He said, “Ten years from now, none of us will know each other.”
The table erupted, we all scoffed at him, and continued with more pressing issues, like figuring out what bottle of wine we should order next. Those words, however, hung thickly in the air that night. Johnny sounded like he was being over dramatic, but nevertheless, something struck a nerve.
Dislocation is the natural enemy of friendship. Most of our group of 13 people had been friends since the age of ten when we started school together (some earlier), and we naturally thought that we would always stay very close. Despite this, there are so many obstacles and developments throughout life that can erode your connection with close friends. It’s not rocket science. After secondary school ends, people move in different directions; attending different universities, moving interstate and overseas, starting different careers, settling into relationships and starting families.
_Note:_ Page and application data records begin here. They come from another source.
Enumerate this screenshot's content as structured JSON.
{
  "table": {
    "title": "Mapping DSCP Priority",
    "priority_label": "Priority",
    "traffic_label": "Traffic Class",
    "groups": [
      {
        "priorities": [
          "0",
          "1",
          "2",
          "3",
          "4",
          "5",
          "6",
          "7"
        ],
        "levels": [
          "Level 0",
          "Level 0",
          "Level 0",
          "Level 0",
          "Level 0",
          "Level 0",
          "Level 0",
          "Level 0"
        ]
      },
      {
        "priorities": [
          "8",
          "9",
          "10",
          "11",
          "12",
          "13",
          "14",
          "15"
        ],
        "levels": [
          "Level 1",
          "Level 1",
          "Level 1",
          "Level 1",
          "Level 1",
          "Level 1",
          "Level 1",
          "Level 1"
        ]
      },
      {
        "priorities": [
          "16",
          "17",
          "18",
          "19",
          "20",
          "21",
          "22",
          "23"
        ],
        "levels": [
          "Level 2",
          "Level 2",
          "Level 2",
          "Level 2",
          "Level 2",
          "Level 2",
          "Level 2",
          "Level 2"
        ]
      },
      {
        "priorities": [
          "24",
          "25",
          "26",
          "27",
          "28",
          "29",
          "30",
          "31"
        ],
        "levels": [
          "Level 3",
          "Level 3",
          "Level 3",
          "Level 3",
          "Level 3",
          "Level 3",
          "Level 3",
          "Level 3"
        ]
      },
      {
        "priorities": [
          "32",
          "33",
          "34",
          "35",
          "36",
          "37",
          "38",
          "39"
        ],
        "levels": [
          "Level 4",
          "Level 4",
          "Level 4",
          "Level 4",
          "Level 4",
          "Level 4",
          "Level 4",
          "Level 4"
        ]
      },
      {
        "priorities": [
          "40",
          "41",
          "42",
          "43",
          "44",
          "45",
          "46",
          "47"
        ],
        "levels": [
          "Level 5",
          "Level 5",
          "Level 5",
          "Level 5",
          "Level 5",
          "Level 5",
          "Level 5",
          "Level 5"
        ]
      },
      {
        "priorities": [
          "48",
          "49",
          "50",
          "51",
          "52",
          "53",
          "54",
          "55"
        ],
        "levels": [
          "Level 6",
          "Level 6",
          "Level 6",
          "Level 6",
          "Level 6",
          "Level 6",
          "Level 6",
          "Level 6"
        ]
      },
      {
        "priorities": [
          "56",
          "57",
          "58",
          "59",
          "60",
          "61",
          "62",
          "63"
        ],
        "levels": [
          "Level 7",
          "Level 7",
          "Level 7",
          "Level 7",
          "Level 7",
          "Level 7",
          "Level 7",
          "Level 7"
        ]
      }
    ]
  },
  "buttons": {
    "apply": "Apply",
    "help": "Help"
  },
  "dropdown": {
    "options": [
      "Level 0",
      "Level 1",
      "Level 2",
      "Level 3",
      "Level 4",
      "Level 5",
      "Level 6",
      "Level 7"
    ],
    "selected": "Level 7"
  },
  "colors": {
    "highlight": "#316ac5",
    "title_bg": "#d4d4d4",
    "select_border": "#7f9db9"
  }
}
Old friendships can tend to take, what you think of it at the time as, a temporary backseat. We were all in our early thirties by this time, and with many of us now with young families, and different career paths, we were ripe for erosion.
“Unless we do something about it now, we will all drift apart. We need to stick together.” The new bottle of wine arrived. Then we set about manufacturing glue.
Over the next year or so, we set up 3 annual “anchor” events, set in concrete, scheduled for the same time every year; so it didn’t matter what else was going on in your life, you always knew with certainty where you would be on those 3 key dates. The events were spread apart so there was never more than 6 months between them (late November, mid February, mid July). We set the key event as a weekend away (this soon expanded to 3 days) on a farm or coastal property where we could play loud music all night and not annoy the neighbors. One person was designated as the central point of contact, initiating all correspondence for each event. Within a few years, the glue had well and truly set. The events were so much fun that they became compulsory and long awaited. The email and telephone banter usually started a few weeks before the event, and often required additional mini gatherings, such as testing potential eating venues. We called these “reckkies”.
The anchored events kept us in regular contact, which then extended to a host of other sightings during the year (football games, birthdays, dinners, BBQ’s, concerts etc).
Johnny’s statement started out being correct but finished up being totally wrong. It is now 22 years later, and after 43 very long lunches and 21 three-day weekends away, the same 13 regular attendees are still getting excited about the next event, some flying in from interstate to attend. The 44th lunch is in two weeks, and I can hardly wait. The emails and phone calls have already started.
Our kids are now in their teens and twenties, and probably think that we are being overly dramatic when we try to reinforce the importance of setting up a structure. Our advice to them is that If you have a good group of people, don’t just let it slide. Make it stick.
We will still be having lunches and weekends until we are all pushing up daisies, with only one person left standing. At the moment there are 13 people hoping that person is going to be them.